• [What is required]:
Across the entries that follow, tally every line holding the word "title" and reply with the count alone.

[App and web page records]

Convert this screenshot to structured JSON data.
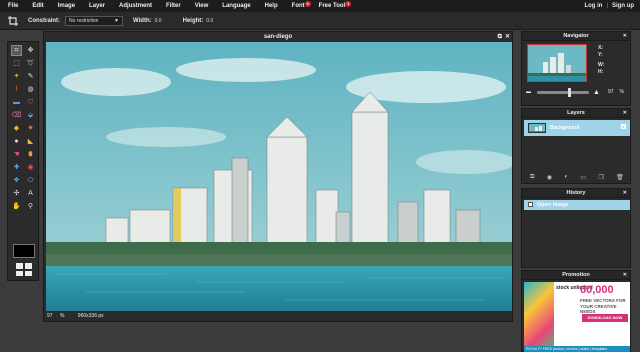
{
  "menubar": {
    "items": [
      {
        "label": "File"
      },
      {
        "label": "Edit"
      },
      {
        "label": "Image"
      },
      {
        "label": "Layer"
      },
      {
        "label": "Adjustment"
      },
      {
        "label": "Filter"
      },
      {
        "label": "View"
      },
      {
        "label": "Language"
      },
      {
        "label": "Help"
      },
      {
        "label": "Font",
        "badge": "4"
      },
      {
        "label": "Free Tool",
        "badge": "1"
      }
    ],
    "login_label": "Log in",
    "separator": "|",
    "signup_label": "Sign up"
  },
  "options": {
    "constraint_label": "Constraint:",
    "constraint_value": "No restriction",
    "width_label": "Width:",
    "width_value": "0.0",
    "height_label": "Height:",
    "height_value": "0.0"
  },
  "document": {
    "title": "san-diego",
    "zoom": "97",
    "zoom_unit": "%",
    "dimensions": "960x336 px"
  },
  "navigator": {
    "title": "Navigator",
    "x_label": "X:",
    "y_label": "Y:",
    "w_label": "W:",
    "h_label": "H:",
    "zoom": "97",
    "zoom_unit": "%",
    "zoom_fraction": 0.6
  },
  "layers": {
    "title": "Layers",
    "items": [
      {
        "name": "Background"
      }
    ]
  },
  "history": {
    "title": "History",
    "items": [
      {
        "label": "Open image"
      }
    ]
  },
  "promotion": {
    "title": "Promotion",
    "brand": "stock unlimited",
    "big_number": "60,000",
    "copy": "FREE VECTORS FOR YOUR CREATIVE NEEDS",
    "button": "DOWNLOAD NOW",
    "footer": "ROYALTY FREE  photos | vectors | audio | templates"
  },
  "colors": {
    "selection": "#9fd3ea",
    "menubar": "#1d1d1d",
    "panel": "#2b2b2b",
    "badge": "#d8202a"
  }
}
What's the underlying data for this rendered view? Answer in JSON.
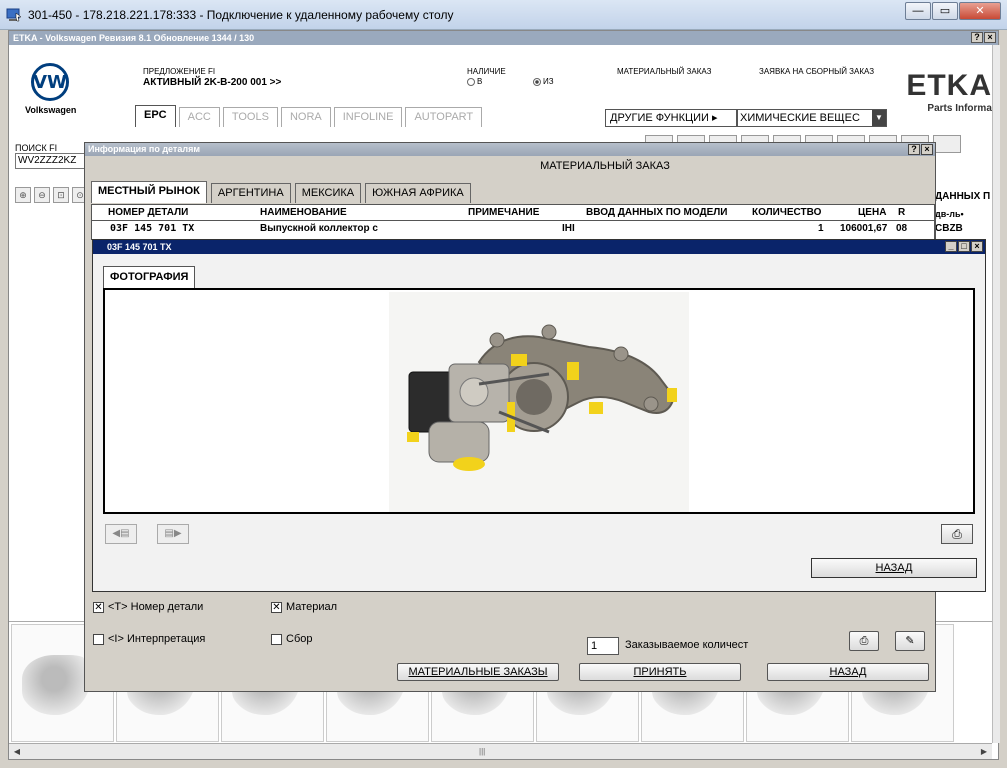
{
  "rdp": {
    "title": "301-450 - 178.218.221.178:333 - Подключение к удаленному рабочему столу",
    "minimize": "—",
    "maximize": "▭",
    "close": "✕"
  },
  "etka": {
    "title": "ETKA - Volkswagen Ревизия 8.1 Обновление 1344 / 130",
    "help": "?",
    "close": "×",
    "brand": "Volkswagen",
    "logo_letter": "VW",
    "etka_logo": "ETKA",
    "etka_sub": "Parts Informati",
    "proposal_label": "ПРЕДЛОЖЕНИЕ FI",
    "proposal_value": "АКТИВНЫЙ  2K-B-200 001 >>",
    "availability_label": "НАЛИЧИЕ",
    "availability_in": "В",
    "availability_from": "ИЗ",
    "material_order_label": "МАТЕРИАЛЬНЫЙ ЗАКАЗ",
    "assembly_order_label": "ЗАЯВКА НА СБОРНЫЙ ЗАКАЗ",
    "tabs": [
      "EPC",
      "ACC",
      "TOOLS",
      "NORA",
      "INFOLINE",
      "AUTOPART"
    ],
    "other_functions": "ДРУГИЕ ФУНКЦИИ ▸",
    "chemicals": "ХИМИЧЕСКИЕ ВЕЩЕС",
    "search_label": "ПОИСК FI",
    "search_value": "WV2ZZZ2KZ",
    "right_frag1": "ДАННЫХ П",
    "right_frag2": "дв-ль•",
    "right_frag3": "CBZB"
  },
  "dialog": {
    "title": "Информация по деталям",
    "help": "?",
    "close": "×",
    "header": "МАТЕРИАЛЬНЫЙ ЗАКАЗ",
    "tabs": [
      "МЕСТНЫЙ РЫНОК",
      "АРГЕНТИНА",
      "МЕКСИКА",
      "ЮЖНАЯ АФРИКА"
    ],
    "columns": {
      "part_no": "НОМЕР ДЕТАЛИ",
      "name": "НАИМЕНОВАНИЕ",
      "note": "ПРИМЕЧАНИЕ",
      "model_data": "ВВОД ДАННЫХ ПО МОДЕЛИ",
      "qty": "КОЛИЧЕСТВО",
      "price": "ЦЕНА",
      "r": "R"
    },
    "row": {
      "part_no": "03F 145 701 TX",
      "name": "Выпускной коллектор с",
      "note": "IHI",
      "qty": "1",
      "price": "106001,67",
      "r": "08"
    },
    "check_part_no": "<T> Номер детали",
    "check_material": "Материал",
    "check_interpretation": "<I> Интерпретация",
    "check_assembly": "Сбор",
    "check_mark": "✕",
    "order_qty": "1",
    "order_qty_label": "Заказываемое количест",
    "btn_material_orders": "МАТЕРИАЛЬНЫЕ ЗАКАЗЫ",
    "btn_accept": "ПРИНЯТЬ",
    "btn_back": "НАЗАД"
  },
  "photo": {
    "title": "03F 145 701 TX",
    "tab": "ФОТОГРАФИЯ",
    "btn_back": "НАЗАД",
    "minimize": "_",
    "maximize": "□",
    "close": "×"
  }
}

• [Solution below]:
9